As of 2107, Virginia has three relevant waivers for the elderly. Make note, unlike the state Medicaid plan, Medicaid waivers have enrollment limits. This means that being eligible for services does not guarantee enrollment into the program. Once a program has reached its enrollment cap, there will be a waitlist for services.
1) The Alzheimer's Assisted Living Waiver (AAL) provides individuals with dementia, Alzheimer's or other related conditions daily care assistance in assisted living communities. Services provided include help with bathing and grooming, medication management, housekeeping, and preparation of meals.
2) The Elderly or Disabled Waiver with Consumer Direction (EDCD) provides services to individuals who require a nursing home level of care in order to assist them in living at home. Via this program, individuals are able to select the caregiver of their choosing, including some family members. Other services may include adult day care, medication monitoring, respite care, and personal emergency response systems.
3) The Technology Assisted Waiver or Tech Waiver, helps technology dependent individuals remain living in their homes. In addition to care services, it will help to pay for environmental (home) modifications to accommodate for a disability or chronic condition.
In addition to the functional need of services and benefits, Medicaid evaluates senior candidates based on their income and assets. In 2017, the monthly income limit for full Medicaid is $804. However, partial assistance from Medicaid is available for those with monthly incomes up to $2,205. The asset limit is $2,000, but this excludes the value of a home (up to $560,000), a vehicle, and certain other personal effects. Persons near or over these limits, as well as married couples, may want to consult with a Medicaid Planning Professional prior to application. Learn more.
Virginia has two relevant state assistance programs for elderly residents: Adult Services (AS) and Auxiliary Grant (AG).
Adult Services is a program intended to help frail elderly persons remain living in their homes and delay / avoid nursing home placement. It achieves this by providing a variety of supports, such as chore services, adult day care, shopping, and housekeeping. Learn more about Virginia Adult Services.
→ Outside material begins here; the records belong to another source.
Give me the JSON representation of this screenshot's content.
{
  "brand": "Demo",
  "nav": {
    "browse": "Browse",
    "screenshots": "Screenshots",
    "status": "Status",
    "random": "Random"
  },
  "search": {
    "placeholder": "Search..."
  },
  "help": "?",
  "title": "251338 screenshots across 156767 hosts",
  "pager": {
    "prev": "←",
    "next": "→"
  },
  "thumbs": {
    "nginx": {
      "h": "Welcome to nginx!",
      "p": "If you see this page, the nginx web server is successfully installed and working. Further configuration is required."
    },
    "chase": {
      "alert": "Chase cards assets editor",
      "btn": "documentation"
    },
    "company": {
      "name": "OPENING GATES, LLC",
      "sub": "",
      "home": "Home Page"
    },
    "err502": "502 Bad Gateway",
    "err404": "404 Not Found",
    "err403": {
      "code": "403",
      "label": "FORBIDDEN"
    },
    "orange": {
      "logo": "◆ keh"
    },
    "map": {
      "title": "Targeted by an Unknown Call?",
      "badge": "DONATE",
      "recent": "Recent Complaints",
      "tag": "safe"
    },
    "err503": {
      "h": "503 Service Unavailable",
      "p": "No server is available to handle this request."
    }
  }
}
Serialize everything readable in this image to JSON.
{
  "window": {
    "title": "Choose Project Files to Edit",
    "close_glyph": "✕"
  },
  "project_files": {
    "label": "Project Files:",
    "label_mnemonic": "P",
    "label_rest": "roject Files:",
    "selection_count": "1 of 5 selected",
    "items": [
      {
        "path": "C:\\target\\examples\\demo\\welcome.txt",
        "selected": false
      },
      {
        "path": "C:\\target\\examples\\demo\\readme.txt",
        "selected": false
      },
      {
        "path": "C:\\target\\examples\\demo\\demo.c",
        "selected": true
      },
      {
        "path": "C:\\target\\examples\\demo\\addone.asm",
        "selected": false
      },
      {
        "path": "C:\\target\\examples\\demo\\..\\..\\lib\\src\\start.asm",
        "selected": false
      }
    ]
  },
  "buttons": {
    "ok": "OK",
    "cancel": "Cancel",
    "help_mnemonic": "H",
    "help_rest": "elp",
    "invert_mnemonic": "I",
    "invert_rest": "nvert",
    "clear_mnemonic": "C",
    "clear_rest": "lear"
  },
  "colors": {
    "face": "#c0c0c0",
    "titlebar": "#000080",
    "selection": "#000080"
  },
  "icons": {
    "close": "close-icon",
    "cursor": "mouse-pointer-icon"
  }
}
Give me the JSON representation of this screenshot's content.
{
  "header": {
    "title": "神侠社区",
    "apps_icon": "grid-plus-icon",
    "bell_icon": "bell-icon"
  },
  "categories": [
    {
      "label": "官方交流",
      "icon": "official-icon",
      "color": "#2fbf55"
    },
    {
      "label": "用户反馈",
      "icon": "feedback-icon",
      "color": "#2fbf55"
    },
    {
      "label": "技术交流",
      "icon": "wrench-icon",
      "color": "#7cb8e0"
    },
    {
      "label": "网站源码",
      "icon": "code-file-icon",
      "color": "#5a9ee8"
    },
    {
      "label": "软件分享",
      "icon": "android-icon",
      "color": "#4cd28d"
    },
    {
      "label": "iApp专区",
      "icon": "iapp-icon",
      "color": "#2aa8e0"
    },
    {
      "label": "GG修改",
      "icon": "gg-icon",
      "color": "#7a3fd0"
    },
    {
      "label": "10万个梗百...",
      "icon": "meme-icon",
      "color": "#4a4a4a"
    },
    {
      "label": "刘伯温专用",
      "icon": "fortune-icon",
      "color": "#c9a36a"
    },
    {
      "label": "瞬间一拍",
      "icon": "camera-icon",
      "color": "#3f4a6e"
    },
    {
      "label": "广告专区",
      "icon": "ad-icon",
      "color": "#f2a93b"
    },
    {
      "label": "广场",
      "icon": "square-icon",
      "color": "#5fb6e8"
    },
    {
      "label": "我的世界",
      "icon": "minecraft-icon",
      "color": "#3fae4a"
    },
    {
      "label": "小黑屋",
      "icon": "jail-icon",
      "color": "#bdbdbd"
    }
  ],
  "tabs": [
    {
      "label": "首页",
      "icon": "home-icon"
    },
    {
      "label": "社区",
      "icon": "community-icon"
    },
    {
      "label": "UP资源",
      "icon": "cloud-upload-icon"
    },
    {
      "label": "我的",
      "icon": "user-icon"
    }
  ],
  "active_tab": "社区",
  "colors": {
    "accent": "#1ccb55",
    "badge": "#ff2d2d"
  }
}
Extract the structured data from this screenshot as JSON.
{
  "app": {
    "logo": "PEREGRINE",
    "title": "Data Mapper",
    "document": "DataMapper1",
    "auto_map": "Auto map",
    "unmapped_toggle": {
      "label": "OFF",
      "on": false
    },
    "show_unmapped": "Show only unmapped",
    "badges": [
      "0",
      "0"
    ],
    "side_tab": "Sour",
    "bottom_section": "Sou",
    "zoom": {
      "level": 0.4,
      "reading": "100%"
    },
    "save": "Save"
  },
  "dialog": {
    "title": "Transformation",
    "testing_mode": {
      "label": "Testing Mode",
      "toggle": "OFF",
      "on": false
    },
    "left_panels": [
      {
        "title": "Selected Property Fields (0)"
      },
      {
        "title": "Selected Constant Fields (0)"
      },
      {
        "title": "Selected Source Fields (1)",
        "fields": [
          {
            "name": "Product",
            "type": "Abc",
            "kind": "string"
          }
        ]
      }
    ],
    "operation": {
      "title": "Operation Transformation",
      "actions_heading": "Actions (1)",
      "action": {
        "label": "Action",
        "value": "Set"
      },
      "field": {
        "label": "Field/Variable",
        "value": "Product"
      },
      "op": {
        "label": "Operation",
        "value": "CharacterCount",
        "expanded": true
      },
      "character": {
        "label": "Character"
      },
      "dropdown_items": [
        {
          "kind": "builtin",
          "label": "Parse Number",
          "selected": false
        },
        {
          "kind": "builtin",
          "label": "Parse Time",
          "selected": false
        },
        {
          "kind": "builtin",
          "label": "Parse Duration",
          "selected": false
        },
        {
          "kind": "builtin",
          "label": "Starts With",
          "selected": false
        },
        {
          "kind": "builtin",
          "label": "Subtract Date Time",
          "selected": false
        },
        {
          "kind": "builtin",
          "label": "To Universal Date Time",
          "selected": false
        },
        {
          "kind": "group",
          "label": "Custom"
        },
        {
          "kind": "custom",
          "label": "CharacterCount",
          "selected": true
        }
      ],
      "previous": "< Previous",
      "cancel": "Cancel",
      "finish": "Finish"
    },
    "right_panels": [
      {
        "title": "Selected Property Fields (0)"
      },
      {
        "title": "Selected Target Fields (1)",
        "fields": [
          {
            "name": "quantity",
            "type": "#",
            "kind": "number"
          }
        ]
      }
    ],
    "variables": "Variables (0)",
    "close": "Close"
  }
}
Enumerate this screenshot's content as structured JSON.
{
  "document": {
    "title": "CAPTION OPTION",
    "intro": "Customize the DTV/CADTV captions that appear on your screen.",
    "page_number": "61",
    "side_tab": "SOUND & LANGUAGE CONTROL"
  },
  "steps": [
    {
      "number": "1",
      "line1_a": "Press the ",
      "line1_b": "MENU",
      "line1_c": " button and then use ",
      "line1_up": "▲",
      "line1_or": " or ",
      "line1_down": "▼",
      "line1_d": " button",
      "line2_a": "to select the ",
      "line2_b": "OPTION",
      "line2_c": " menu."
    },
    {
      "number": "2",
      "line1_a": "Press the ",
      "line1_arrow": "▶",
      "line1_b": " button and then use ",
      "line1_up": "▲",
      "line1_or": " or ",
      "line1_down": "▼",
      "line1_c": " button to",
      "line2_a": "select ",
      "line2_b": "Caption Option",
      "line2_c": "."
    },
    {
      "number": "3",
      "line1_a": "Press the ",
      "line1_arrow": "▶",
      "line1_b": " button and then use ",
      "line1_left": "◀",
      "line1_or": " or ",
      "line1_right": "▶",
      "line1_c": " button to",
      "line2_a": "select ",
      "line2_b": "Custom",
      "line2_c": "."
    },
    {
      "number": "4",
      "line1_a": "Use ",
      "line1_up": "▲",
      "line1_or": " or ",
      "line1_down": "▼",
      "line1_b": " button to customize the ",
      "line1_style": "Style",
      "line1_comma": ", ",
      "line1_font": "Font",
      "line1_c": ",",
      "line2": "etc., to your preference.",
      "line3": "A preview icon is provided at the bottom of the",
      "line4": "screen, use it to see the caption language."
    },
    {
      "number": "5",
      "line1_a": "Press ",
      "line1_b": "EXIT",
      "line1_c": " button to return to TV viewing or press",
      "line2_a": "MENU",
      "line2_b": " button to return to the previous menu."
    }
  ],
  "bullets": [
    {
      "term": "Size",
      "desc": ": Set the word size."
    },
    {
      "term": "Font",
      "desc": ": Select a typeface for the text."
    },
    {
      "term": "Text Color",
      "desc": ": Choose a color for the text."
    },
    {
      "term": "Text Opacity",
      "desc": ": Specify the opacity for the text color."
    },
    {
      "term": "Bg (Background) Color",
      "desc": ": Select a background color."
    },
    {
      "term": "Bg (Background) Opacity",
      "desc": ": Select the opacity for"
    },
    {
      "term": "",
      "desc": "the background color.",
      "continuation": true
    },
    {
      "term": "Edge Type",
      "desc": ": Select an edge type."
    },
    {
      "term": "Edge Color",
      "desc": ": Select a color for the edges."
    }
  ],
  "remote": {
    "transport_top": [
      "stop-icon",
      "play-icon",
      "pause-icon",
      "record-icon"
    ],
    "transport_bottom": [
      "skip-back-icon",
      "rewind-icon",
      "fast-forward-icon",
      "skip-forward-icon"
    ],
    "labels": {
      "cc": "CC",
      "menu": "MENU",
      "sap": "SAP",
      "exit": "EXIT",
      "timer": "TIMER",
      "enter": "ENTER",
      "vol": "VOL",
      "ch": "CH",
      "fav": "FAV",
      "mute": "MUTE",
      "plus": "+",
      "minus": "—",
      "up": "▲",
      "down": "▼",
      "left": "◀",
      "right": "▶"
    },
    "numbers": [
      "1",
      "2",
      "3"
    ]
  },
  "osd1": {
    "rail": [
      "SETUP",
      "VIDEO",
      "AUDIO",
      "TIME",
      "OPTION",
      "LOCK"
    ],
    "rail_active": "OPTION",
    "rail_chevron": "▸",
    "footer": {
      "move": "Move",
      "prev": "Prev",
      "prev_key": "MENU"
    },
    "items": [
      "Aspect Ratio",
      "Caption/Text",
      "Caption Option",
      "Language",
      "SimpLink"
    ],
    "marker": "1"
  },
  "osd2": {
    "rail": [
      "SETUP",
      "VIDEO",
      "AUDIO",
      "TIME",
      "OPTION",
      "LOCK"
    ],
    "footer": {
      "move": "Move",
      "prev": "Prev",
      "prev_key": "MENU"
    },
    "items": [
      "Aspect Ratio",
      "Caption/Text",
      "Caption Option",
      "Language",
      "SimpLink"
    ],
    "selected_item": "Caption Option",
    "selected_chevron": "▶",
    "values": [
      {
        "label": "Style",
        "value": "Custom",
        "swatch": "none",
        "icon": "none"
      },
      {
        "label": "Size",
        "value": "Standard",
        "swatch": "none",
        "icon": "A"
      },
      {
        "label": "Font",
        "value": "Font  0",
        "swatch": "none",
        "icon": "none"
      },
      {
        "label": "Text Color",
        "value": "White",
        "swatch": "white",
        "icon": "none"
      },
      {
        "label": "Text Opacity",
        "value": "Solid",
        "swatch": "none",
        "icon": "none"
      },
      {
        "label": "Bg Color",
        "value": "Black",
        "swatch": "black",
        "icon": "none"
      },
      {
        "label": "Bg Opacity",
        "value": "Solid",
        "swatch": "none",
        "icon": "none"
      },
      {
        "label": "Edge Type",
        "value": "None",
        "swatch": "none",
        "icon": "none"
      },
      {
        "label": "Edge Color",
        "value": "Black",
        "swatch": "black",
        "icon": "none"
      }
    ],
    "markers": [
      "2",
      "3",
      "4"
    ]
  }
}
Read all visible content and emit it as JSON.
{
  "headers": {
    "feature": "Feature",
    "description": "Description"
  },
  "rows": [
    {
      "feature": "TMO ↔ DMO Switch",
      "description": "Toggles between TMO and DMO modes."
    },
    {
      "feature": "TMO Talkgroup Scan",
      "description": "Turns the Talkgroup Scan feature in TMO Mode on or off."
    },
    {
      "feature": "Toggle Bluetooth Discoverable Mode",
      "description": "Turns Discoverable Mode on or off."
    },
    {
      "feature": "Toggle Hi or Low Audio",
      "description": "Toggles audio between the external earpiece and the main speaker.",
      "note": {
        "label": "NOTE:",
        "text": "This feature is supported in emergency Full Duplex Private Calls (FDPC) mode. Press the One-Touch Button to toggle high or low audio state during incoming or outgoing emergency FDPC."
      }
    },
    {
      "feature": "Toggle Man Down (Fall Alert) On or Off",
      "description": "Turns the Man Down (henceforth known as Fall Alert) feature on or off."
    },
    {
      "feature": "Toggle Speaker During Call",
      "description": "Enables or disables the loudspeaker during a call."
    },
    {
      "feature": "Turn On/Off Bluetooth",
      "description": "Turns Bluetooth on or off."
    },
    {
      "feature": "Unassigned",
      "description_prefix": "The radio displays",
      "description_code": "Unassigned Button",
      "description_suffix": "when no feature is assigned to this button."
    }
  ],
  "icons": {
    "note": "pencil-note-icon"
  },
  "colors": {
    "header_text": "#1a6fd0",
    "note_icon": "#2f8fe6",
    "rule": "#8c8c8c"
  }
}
The Auxiliary Grant program shares a goal with the Adult Services program, which is to reduce nursing home placements. However, this program does not support individuals at home, rather it provides a cash grant to help them pay for the fees associated with assisted living or adult foster care. Provided assistance in these settings include housecleaning, personal care assistance, and meals. Read more.
Additional assistance may be available under the Older Americans Act. Typically this is non-medical support available to elderly persons in their homes, such as meal assistance and chore services. Benefits will vary dependent on the region in which one resides and the Area Agency on Aging (AAA) that services them. Find your local AAA here.
In addition to the state specific options that help pay for elderly care, there are many non-profit and federal options that are also available. To find the best program for your situation, make sure to use our Resource Locator Tool to find other programs that help pay for or reduce the cost of care. There are also programs that help veterans with assisted living and there are eldercare loans available in Virginia.
Given the large variance Virginia sees in the hourly cost of home care and the monthly cost of assisted living, one of the best ways to manage the cost of care is to find the most affordable care. To help families do so, we've partnered with several organizations that provide free services that match an individual's specific care needs with care providers in their preferred geographic area. Click here to find affordable care.